Carey Gillam is a longtime investigative journalist, author, speaker, and environmental researcher. She is a member of the Society of Environmental Journalists – Freedom of Information Task Force and the North American Agricultural Journalists. Gillam’s book Whitewash – The Story of a Weed Killer, Cancer and the Corruption of Science, and her ongoing reporting and writing, has led her to become recognized as an international expert on corporate control of agriculture and the health and environmental impacts of a pesticide-dependent food system.

Where did you grow up and what was your childhood like? Did you have any particular experiences/stories that shaped your adult life?

My family moved frequently due to my father’s extensive travel and always-changing business career. Twice during my childhood, however, we lived in my mother’s hometown, a small rural Kansas community where I ended up graduating high school. It was a wonderful experience, transferring from a busy Dallas middle school to a much more down-to-earth, community for my high school years. Moving so much – 9 times by the time I was 18 – acquainted me with different parts of the country, different customs and cultures, and widely contrasting political views. I learned to appreciate the differences and to see debate and dissent not as something to avoid, but something to embrace as necessary for advancing ideas and policies.

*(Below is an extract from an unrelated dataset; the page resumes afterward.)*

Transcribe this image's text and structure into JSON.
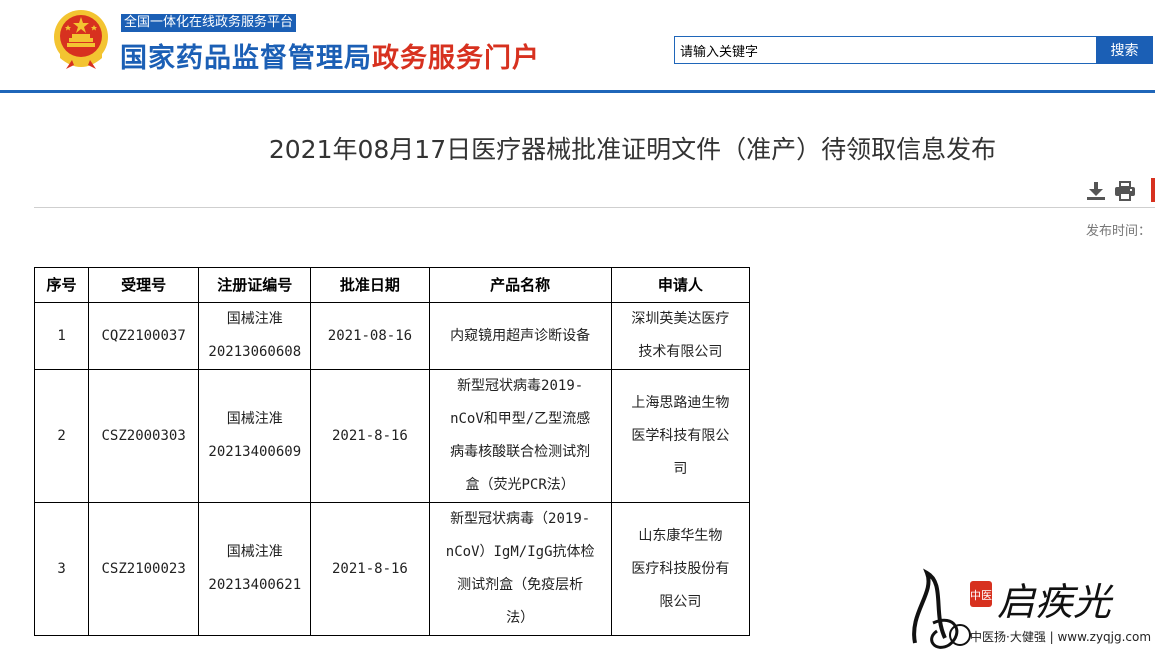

What is something you wish you would’ve realized earlier in your life?

I wish I had learned the art of compromise and restraint – I still could use more of both.

What are bad recommendations you hear in your profession or area of expertise?

I am incensed by ‘new media’ ideals that teach your journalists that the most important measure of a story’s value is how many “clicks” it gets on the Internet. The focus is not on the accuracy and relevance of a story but rather on how to make it go “viral.” I see a real erosion in the tenets of good journalism.

Tell me about one of the darker periods you’ve experienced in life. How you came out of it and what you learned from it?

The two darkest periods of my life occurred when I went through a divorce with two young children many years ago and more recently when my father died from brain cancer. Both events involved deep grief and loss and emotional struggles that at times seemed unbearable. I have a plaque I keep on my desk with a saying I have found very helpful: “The only way out is through.” And I have found it is so true. You cannot avoid the hard parts of life; they are just as important as the easy, fun, joyful periods. So even when it’s hard, get up every morning, tend to your duties, and seek always to be the best version of yourself possible.

What is one thing that you do that you feel has been the biggest contributor to your success so far?

How about two things: First, tenacity, not taking no for an answer. If someone or something gets in the way of my goals, I find another path to those same goals. And second: I don’t fear conflict. I think conflict – in a reasoned, respectful manner – is often essential to success. Too many powerful individuals think they can bully or otherwise intimidate people, especially women, into acceptance of unfair or otherwise unsatisfactory circumstances. Refusing to be cowed into passiveness is key.

What is your morning routine?

For most of my adult life, my routine has started with a good hard workout. Typically I rise at 5 a.m. or possibly as late as 6, hit the gym, get in at least a good hour of cardio and weightlifting, more if I have more time, and then shower and take on days filled with kids and work. Working out is so essential to my mental and physical well-being. My father worked out three times a week well into his 80s, up until just a few weeks before his death.

What habit or behavior that you have pursued for a few years has most improved your life?

Maintaining my health -and that of my family – is a top priority and as such, I’ve become increasingly focused on eating organic foods, whole foods and avoiding processed as much as possible. Not only does this practice support more sustainable practices for protecting the environment, but it helps protect the health of my children, I dearly hope.

What are your strategies for being productive and using your time most efficiently?

I make myself a ‘to-do’ list every day and also keep a large calendar on my desk where I write down appointments, deadlines, events, interviews, goals, etc. I include both personal and professional items. My daily workout is on my to-do list, for example. It’s a self-rewarding practice because I feel good, productive after I cross off each item on my daily lists.

What book(s) have influenced your life the most? Why?

So many books have stolen my heart, or spurred my ambition. I have been influenced by Molly Ivins, who wrote many books about politics and being a thick-skinned journalist who did not back down from a fight; I hope I learned some writing skills from reading “All Over But The Shoutin’’ and other beautifully written books; and I was inspired into journalism by “All The President’s Men,” by Washington Post reporters Carl Bernstein and Bob Woodward who doggedly uncovered the Watergate scandal. The stories that have always most appealed to me are those about people who refuse to give up in the face of adversity. Tenacity is critical for a journalist.

Do you have any quotes you live by or think of often?

I have most often found myself looking to, and inspired by, the words of an American anthropologist and author Margaret Mead:
“Never doubt that a small group of thoughtful, committed citizens can change the world; indeed, it’s the only thing that ever has.”